PROBLEM REQUIREMENTS: Repeat these records exactly, pictures excluded.

*** Block opens ***

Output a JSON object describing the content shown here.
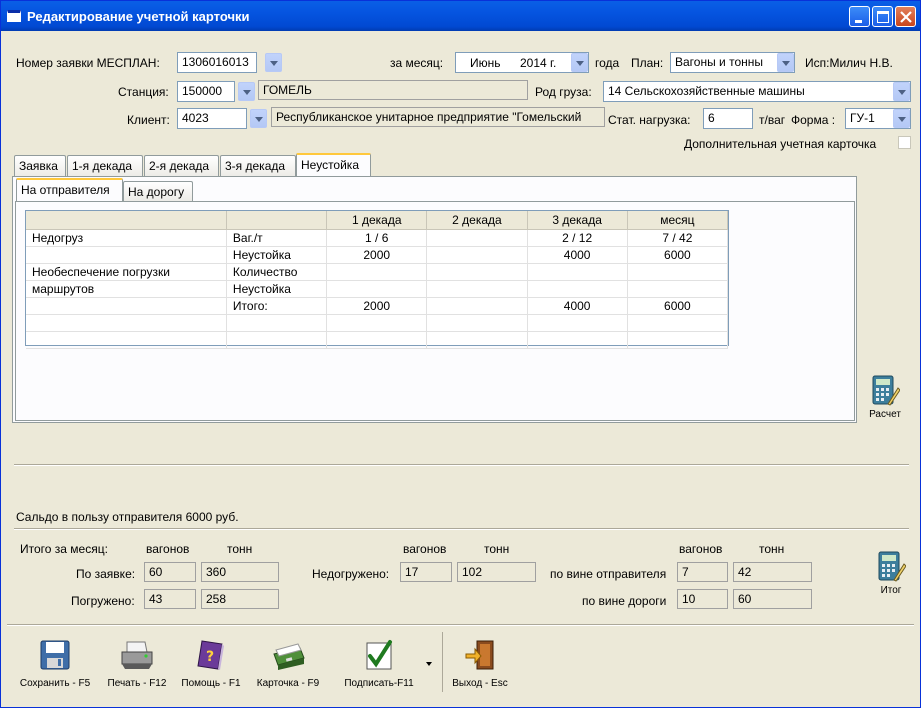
{
  "window": {
    "title": "Редактирование учетной карточки"
  },
  "form": {
    "request_label": "Номер заявки МЕСПЛАН:",
    "request_value": "1306016013",
    "month_label": "за месяц:",
    "month_value": "Июнь",
    "year_value": "2014 г.",
    "year_suffix": "года",
    "plan_label": "План:",
    "plan_value": "Вагоны и тонны",
    "executor": "Исп:Милич Н.В.",
    "station_label": "Станция:",
    "station_code": "150000",
    "station_name": "ГОМЕЛЬ",
    "cargo_label": "Род груза:",
    "cargo_value": "14 Сельскохозяйственные машины",
    "client_label": "Клиент:",
    "client_code": "4023",
    "client_name": "Республиканское унитарное предприятие \"Гомельский",
    "load_label": "Стат. нагрузка:",
    "load_value": "6",
    "load_unit": "т/ваг",
    "form_label": "Форма :",
    "form_value": "ГУ-1",
    "extra_card_label": "Дополнительная учетная карточка"
  },
  "tabs": [
    "Заявка",
    "1-я декада",
    "2-я декада",
    "3-я декада",
    "Неустойка"
  ],
  "subtabs": [
    "На отправителя",
    "На дорогу"
  ],
  "grid": {
    "headers": [
      "",
      "",
      "1 декада",
      "2 декада",
      "3 декада",
      "месяц"
    ],
    "rows": [
      [
        "Недогруз",
        "Ваг./т",
        "1 / 6",
        "",
        "2 / 12",
        "7 / 42"
      ],
      [
        "",
        "Неустойка",
        "2000",
        "",
        "4000",
        "6000"
      ],
      [
        "Необеспечение погрузки",
        "Количество",
        "",
        "",
        "",
        ""
      ],
      [
        "маршрутов",
        "Неустойка",
        "",
        "",
        "",
        ""
      ],
      [
        "",
        "Итого:",
        "2000",
        "",
        "4000",
        "6000"
      ],
      [
        "",
        "",
        "",
        "",
        "",
        ""
      ],
      [
        "",
        "",
        "",
        "",
        "",
        ""
      ]
    ]
  },
  "calc_button": "Расчет",
  "balance_text": "Сальдо в пользу отправителя 6000 руб.",
  "totals": {
    "title": "Итого за месяц:",
    "wagons": "вагонов",
    "tons": "тонн",
    "by_request_label": "По заявке:",
    "by_request_wagons": "60",
    "by_request_tons": "360",
    "loaded_label": "Погружено:",
    "loaded_wagons": "43",
    "loaded_tons": "258",
    "underloaded_label": "Недогружено:",
    "underloaded_wagons": "17",
    "underloaded_tons": "102",
    "sender_fault_label": "по вине отправителя",
    "sender_fault_wagons": "7",
    "sender_fault_tons": "42",
    "road_fault_label": "по вине дороги",
    "road_fault_wagons": "10",
    "road_fault_tons": "60"
  },
  "total_button": "Итог",
  "toolbar": {
    "save": "Сохранить - F5",
    "print": "Печать - F12",
    "help": "Помощь - F1",
    "card": "Карточка - F9",
    "sign": "Подписать-F11",
    "exit": "Выход - Esc"
  },
  "icons": [
    "window-icon",
    "minimize-icon",
    "maximize-icon",
    "close-icon",
    "calculator-icon",
    "floppy-icon",
    "printer-icon",
    "help-book-icon",
    "card-file-icon",
    "checkmark-icon",
    "exit-door-icon"
  ]
}
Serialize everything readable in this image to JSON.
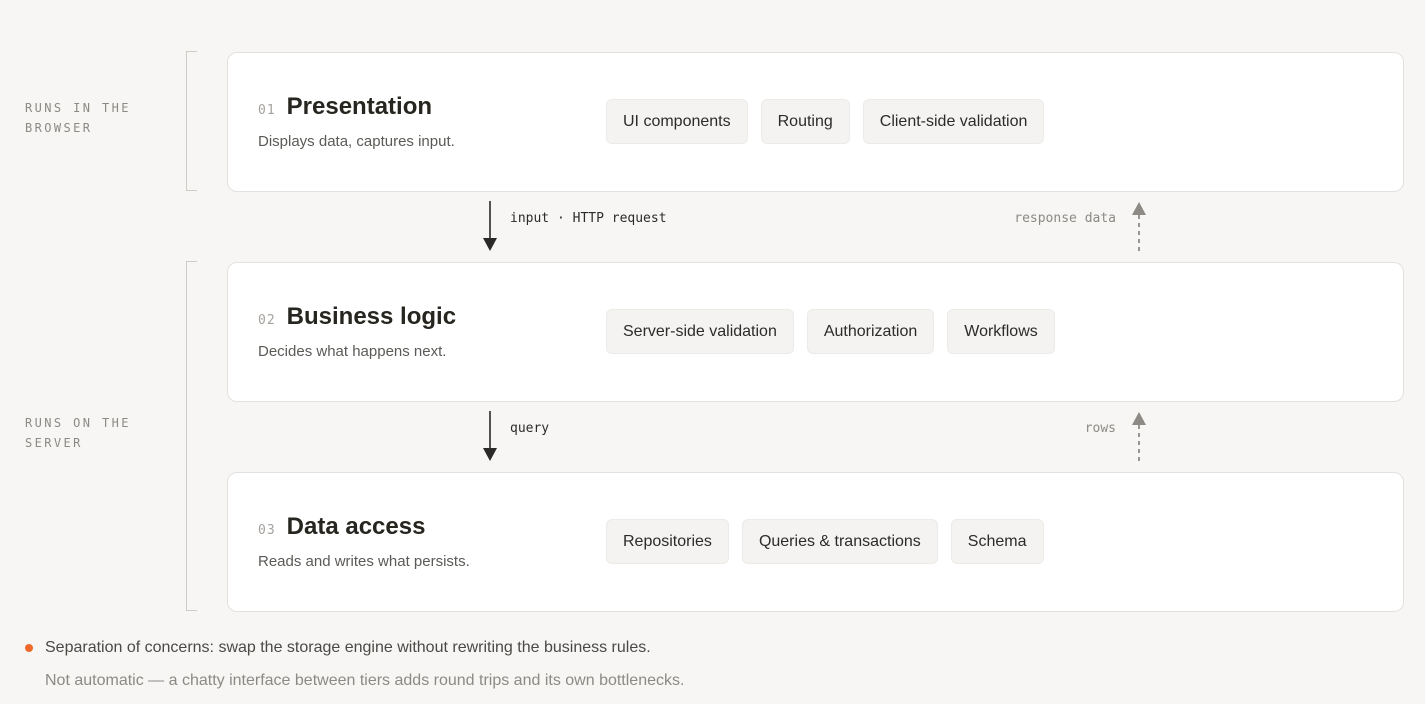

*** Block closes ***

RESPONSE TO THE EXERCISE:
Output a JSON object describing the content shown here.
{
  "window": {
    "title": "Редактирование учетной карточки"
  },
  "form": {
    "request_label": "Номер заявки МЕСПЛАН:",
    "request_value": "1306016013",
    "month_label": "за месяц:",
    "month_value": "Июнь",
    "year_value": "2014 г.",
    "year_suffix": "года",
    "plan_label": "План:",
    "plan_value": "Вагоны и тонны",
    "executor": "Исп:Милич Н.В.",
    "station_label": "Станция:",
    "station_code": "150000",
    "station_name": "ГОМЕЛЬ",
    "cargo_label": "Род груза:",
    "cargo_value": "14 Сельскохозяйственные машины",
    "client_label": "Клиент:",
    "client_code": "4023",
    "client_name": "Республиканское унитарное предприятие \"Гомельский",
    "load_label": "Стат. нагрузка:",
    "load_value": "6",
    "load_unit": "т/ваг",
    "form_label": "Форма :",
    "form_value": "ГУ-1",
    "extra_card_label": "Дополнительная учетная карточка"
  },
  "tabs": [
    "Заявка",
    "1-я декада",
    "2-я декада",
    "3-я декада",
    "Неустойка"
  ],
  "subtabs": [
    "На отправителя",
    "На дорогу"
  ],
  "grid": {
    "headers": [
      "",
      "",
      "1 декада",
      "2 декада",
      "3 декада",
      "месяц"
    ],
    "rows": [
      [
        "Недогруз",
        "Ваг./т",
        "1 / 6",
        "",
        "2 / 12",
        "7 / 42"
      ],
      [
        "",
        "Неустойка",
        "2000",
        "",
        "4000",
        "6000"
      ],
      [
        "Необеспечение погрузки",
        "Количество",
        "",
        "",
        "",
        ""
      ],
      [
        "маршрутов",
        "Неустойка",
        "",
        "",
        "",
        ""
      ],
      [
        "",
        "Итого:",
        "2000",
        "",
        "4000",
        "6000"
      ],
      [
        "",
        "",
        "",
        "",
        "",
        ""
      ],
      [
        "",
        "",
        "",
        "",
        "",
        ""
      ]
    ]
  },
  "calc_button": "Расчет",
  "balance_text": "Сальдо в пользу отправителя 6000 руб.",
  "totals": {
    "title": "Итого за месяц:",
    "wagons": "вагонов",
    "tons": "тонн",
    "by_request_label": "По заявке:",
    "by_request_wagons": "60",
    "by_request_tons": "360",
    "loaded_label": "Погружено:",
    "loaded_wagons": "43",
    "loaded_tons": "258",
    "underloaded_label": "Недогружено:",
    "underloaded_wagons": "17",
    "underloaded_tons": "102",
    "sender_fault_label": "по вине отправителя",
    "sender_fault_wagons": "7",
    "sender_fault_tons": "42",
    "road_fault_label": "по вине дороги",
    "road_fault_wagons": "10",
    "road_fault_tons": "60"
  },
  "total_button": "Итог",
  "toolbar": {
    "save": "Сохранить - F5",
    "print": "Печать - F12",
    "help": "Помощь - F1",
    "card": "Карточка - F9",
    "sign": "Подписать-F11",
    "exit": "Выход - Esc"
  },
  "icons": [
    "window-icon",
    "minimize-icon",
    "maximize-icon",
    "close-icon",
    "calculator-icon",
    "floppy-icon",
    "printer-icon",
    "help-book-icon",
    "card-file-icon",
    "checkmark-icon",
    "exit-door-icon"
  ]
}
Serialize everything readable in this image to JSON.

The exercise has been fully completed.